Alongside Route 51 by a Denny’s and a Huntington Bank in West Mifflin, there are two round, rust-colored sculptures. There’s no informational plaque, and there are no signs posted.
Their placement might seem insignificant, but Rivers of Steel National Heritage Area's Ron Baraff said the structures are there for a reason.
They were installed in the 1970s, around the time that West Mifflin started changing from an industrial site to a commercial hub.
The sculptures aren’t really sculptures, Baraff said; they’re tools of the steel industry.
There’s a slag pot, reamer and buttons placed around the site, and they were all used in the production and movement of a material called slag.
“Slag, really, is all the leftover waste when you’re making iron,” Baraff said. “So it’s silica, it’s magnesium, it’s phosphorous and it’s limestone.”
Slag was used for fill at construction sites and in the making of concrete. But Baraff said there was a time when trains would load up with slag at one of Pittsburgh’s steel mills, travel out to West Mifflin and dump it.
The dumpsite created "rivers of molten slag running down a hill,” Baraff said. “Pretty exciting stuff.”
People would gather as trains lined up at the top of the hill behind what’s now Century III Mall, which was then called Brown Dump or Brown’s Dump, and watch the slag pots flip over and pour out the orange and red goop.
“You ask anyone who grew up in this area, going out to West Mifflin to watch them dumping slag was the thing you did,” Baraff said. “You did it with your family, you did it when you were on a date, it was just kind of that place to hang out and see this action.”
U.S. Steel kept dumping there until the late 60s and early 70s when it started looking at other ways to use the land.
The thimble-shaped tool, called a reamer, was used to clean out slag pots after they’d been emptied. The three mushrooms are buttons, which are made of iron and sank to the bottom of the slag pot.
The idea to craft these iconic tools of an evolving trade into public art U.S. Steel Industrial Designer Anatol Rychalski.
“He worked hard to apply an aesthetic to an industry that doesn’t really rely upon aesthetics,” said Baraff. “And said to them, ‘Look, these are not waste, they’re not scrap, they’re mementos of history that should be saved and used as memorials.’”
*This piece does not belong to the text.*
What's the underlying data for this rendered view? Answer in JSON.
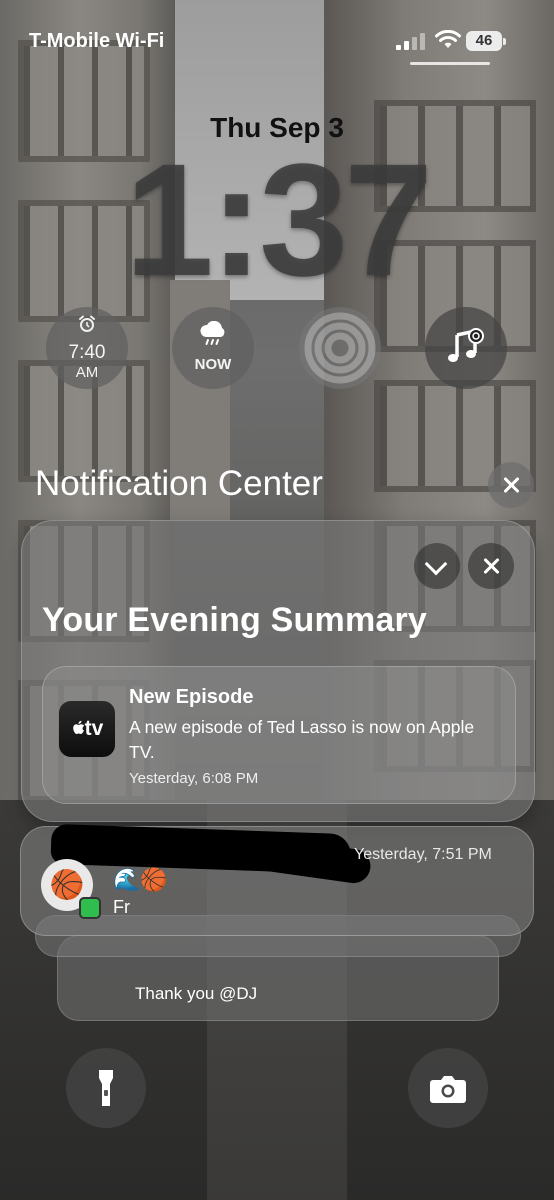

When the structures were installed, everyone knew what they were because the industry was still booming. Nowadays, it’s different.
“Most people have no idea what any of that is," Baraff said. "And they drive past it all the time.”